EXERCISE INSTRUCTIONS:
Among the lines of the material, copy those that hold the string "ISBN".

DATA FOR THIS TASK:
──────

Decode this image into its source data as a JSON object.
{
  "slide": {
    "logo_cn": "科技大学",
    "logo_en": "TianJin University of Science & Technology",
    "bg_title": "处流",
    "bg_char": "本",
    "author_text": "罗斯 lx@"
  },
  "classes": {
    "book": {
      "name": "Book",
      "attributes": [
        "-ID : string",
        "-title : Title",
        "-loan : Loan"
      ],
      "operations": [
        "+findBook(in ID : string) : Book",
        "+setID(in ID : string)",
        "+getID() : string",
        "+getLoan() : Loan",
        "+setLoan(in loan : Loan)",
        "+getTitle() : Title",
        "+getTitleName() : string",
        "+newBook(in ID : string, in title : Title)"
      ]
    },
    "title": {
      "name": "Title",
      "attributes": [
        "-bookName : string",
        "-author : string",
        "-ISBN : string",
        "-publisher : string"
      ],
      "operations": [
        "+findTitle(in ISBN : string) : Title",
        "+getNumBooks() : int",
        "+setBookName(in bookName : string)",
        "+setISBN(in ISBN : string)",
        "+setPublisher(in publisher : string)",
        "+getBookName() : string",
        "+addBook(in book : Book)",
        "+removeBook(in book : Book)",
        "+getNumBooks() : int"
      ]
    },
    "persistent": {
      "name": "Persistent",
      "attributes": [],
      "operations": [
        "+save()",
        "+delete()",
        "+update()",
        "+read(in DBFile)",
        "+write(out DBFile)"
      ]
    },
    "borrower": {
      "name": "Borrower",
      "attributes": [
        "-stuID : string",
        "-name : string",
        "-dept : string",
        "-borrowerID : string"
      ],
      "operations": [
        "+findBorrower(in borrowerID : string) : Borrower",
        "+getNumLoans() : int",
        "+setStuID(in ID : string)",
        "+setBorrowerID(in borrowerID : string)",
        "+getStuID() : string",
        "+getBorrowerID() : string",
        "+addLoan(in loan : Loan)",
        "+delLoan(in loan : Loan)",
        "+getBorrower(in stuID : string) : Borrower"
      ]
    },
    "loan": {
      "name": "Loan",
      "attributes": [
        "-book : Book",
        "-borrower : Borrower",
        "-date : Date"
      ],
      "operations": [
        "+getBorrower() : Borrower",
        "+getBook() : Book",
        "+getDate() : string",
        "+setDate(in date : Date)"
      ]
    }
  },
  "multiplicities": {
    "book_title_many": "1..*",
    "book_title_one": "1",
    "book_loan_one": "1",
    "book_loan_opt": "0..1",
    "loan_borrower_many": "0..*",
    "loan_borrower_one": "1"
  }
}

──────

TASK ANSWER:
        "-ISBN : string",
        "+findTitle(in ISBN : string) : Title",
        "+setISBN(in ISBN : string)",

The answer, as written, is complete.